Despite the excellence of the article by Draine and his colleagues, they have relied primarily on one conceptual model, whereas a multitiered approach must be considered. The effects of the relationship between poverty (P) and mental illness (M) on outcomes (O) such as homelessness, unemployment, or criminality can be understood by at least three different models, which are not mutually exclusive (4). The first model postulates that the relationship is additive: P + M=O. Thus M may have an independent effect on O, and then P further increases the likelihood of O. However, this model also allows for P to modify the effects of M. In other words, if there is a correlation between the two, adding P to the analysis would diminish the original effect of M on O.

The Draine article focused primarily on the implications related to this model. However, a second model proposes that the relationship may also be interactive: P × M=O. Hence, the likelihood of O increases appreciably as the level of P or M increases, and conversely, if the level of either P or M is low, the risk of O is much less.

The third model hypothesizes that the relationship between P and M are dialectical so that they are mutually transforming. Thus P alters M so that the mentally ill person who becomes poor is more vulnerable to O, or conversely, a poor person who becomes mentally ill is more vulnerable to O.

Although I agree with Severson and Lieberman (5) that it is time to put money into solving these problems, they minimize the necessity of combining theoretical research with practice as well as the role research plays in refuting those who neglect the social concomitants of mental illness in favor of biomedical solutions. The wheel keeps being reinvented because scientific research is not a dispassionate enterprise. Too often, the questions posed and whether results are acted upon depend on sociopolitical forces.

Dr. Cohen is professor in the department of psychiatry and director of the division of geriatric psychiatry at SUNY Downstate Medical Center in Brooklyn, New York.
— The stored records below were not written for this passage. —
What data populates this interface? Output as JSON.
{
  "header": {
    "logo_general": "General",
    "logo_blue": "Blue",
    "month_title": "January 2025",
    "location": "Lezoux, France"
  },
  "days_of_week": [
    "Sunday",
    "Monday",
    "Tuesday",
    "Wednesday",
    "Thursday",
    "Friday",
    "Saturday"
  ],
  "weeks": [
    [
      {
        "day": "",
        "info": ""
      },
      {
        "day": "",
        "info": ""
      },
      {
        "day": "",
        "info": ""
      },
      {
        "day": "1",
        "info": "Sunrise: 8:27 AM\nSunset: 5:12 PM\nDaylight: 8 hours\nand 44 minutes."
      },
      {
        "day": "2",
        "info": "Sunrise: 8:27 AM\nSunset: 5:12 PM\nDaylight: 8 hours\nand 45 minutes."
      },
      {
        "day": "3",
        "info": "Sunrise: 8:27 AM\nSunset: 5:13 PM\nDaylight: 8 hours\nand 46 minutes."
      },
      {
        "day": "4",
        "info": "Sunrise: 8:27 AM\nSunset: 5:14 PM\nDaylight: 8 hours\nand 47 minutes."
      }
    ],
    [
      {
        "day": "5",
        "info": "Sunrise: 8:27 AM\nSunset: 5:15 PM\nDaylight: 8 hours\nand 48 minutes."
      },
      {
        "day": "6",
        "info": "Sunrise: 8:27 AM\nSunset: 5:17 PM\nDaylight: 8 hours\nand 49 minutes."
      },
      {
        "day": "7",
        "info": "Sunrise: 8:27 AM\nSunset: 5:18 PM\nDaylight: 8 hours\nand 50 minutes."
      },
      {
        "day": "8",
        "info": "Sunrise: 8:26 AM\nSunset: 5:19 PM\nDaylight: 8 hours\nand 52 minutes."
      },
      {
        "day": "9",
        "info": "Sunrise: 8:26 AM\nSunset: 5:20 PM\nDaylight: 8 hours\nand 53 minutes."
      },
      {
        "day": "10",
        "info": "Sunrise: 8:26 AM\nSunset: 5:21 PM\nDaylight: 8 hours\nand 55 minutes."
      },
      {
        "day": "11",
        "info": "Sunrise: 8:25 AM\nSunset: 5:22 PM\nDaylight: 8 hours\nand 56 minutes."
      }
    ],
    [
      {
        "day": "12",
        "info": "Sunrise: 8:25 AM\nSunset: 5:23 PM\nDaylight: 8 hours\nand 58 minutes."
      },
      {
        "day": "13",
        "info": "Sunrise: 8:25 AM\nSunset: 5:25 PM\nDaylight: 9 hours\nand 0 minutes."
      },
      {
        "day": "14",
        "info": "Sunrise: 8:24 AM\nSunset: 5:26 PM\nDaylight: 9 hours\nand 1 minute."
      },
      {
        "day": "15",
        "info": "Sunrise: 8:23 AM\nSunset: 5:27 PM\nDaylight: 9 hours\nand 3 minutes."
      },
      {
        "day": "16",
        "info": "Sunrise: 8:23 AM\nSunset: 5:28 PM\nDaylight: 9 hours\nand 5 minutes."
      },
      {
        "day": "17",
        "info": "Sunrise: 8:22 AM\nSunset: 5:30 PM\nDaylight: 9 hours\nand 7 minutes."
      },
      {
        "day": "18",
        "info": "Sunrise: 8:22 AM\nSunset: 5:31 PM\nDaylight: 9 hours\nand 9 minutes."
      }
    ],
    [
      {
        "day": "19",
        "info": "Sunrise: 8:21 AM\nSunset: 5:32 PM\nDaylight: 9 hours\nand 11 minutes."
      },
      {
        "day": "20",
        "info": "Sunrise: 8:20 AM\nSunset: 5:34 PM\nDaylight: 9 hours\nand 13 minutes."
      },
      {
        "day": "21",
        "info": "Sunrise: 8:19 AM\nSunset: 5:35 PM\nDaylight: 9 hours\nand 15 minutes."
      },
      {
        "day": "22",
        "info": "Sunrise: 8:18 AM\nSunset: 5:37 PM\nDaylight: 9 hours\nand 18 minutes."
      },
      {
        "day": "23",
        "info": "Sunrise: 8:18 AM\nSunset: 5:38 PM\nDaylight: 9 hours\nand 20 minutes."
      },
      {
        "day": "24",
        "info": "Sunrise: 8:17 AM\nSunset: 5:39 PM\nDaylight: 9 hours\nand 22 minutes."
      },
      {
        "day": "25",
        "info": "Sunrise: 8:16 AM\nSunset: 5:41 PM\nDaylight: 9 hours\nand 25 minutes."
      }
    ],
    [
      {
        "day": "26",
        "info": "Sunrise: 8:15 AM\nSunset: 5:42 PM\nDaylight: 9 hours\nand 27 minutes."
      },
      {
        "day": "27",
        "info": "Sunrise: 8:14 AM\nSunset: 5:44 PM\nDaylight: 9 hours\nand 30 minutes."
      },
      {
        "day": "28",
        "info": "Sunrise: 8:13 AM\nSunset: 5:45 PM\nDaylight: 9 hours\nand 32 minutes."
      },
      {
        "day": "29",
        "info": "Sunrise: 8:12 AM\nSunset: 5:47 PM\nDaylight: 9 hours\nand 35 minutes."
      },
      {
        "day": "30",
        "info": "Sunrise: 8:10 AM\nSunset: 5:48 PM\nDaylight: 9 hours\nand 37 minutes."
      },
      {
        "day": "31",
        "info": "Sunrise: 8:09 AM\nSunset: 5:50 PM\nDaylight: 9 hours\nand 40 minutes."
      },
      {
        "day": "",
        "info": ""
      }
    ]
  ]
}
Nelson SH: A second opinion. Psychiatric Services 53:573,  2002
[CrossRef]
 
Draine J, Salzer MS, Culhane DP, et al: Role of social disadvantage in crime, joblessness, and homelessness among persons with serious mental illness. Psychiatric Services 53:565-573,  2002
[PubMed]
[CrossRef]
 
Link BG, Phelan JC: Social conditions as fundamental cause of disease. Journal of Health and Social Behavior 36(special issue):80-94,  1995
 
Cohen CI: Poverty and the course of schizophrenia: implications for research and policy. Hospital and Community Psychiatry 44:951-958,  1993
[PubMed]
 
Severson ME, Lieberman AA: The wheel, reinvented. Psychiatric Services 53:507,  2002
[PubMed]
[CrossRef]
 
+

References

Nelson SH: A second opinion. Psychiatric Services 53:573,  2002
[CrossRef]
 
Draine J, Salzer MS, Culhane DP, et al: Role of social disadvantage in crime, joblessness, and homelessness among persons with serious mental illness. Psychiatric Services 53:565-573,  2002
[PubMed]
[CrossRef]
 
Link BG, Phelan JC: Social conditions as fundamental cause of disease. Journal of Health and Social Behavior 36(special issue):80-94,  1995
 
Cohen CI: Poverty and the course of schizophrenia: implications for research and policy. Hospital and Community Psychiatry 44:951-958,  1993
[PubMed]
 
Severson ME, Lieberman AA: The wheel, reinvented. Psychiatric Services 53:507,  2002
[PubMed]
[CrossRef]
 
+
+

CME Activity

There is currently no quiz available for this resource. Please click here to go to the CME page to find another.
Submit a Comments
Please read the other comments before you post yours. Contributors must reveal any conflict of interest.
Comments are moderated and will appear on the site at the discertion of APA editorial staff.

* = Required Field
(if multiple authors, separate names by comma)
Example: John Doe



Web of Science® Times Cited: 4

Related Content
Books
The American Psychiatric Publishing Textbook of Substance Abuse Treatment, 4th Edition > Chapter 33.  >
The American Psychiatric Publishing Textbook of Psychopharmacology, 4th Edition > Chapter 49.  >
Dulcan's Textbook of Child and Adolescent Psychiatry > Chapter 65.  >
The American Psychiatric Publishing Textbook of Psychopharmacology, 4th Edition > Chapter 49.  >
Diagnostic and Statistical Manual of Mental Disorders, 5th Edition > Chapter 0.  >
Topic Collections
Psychiatric News
PubMed Articles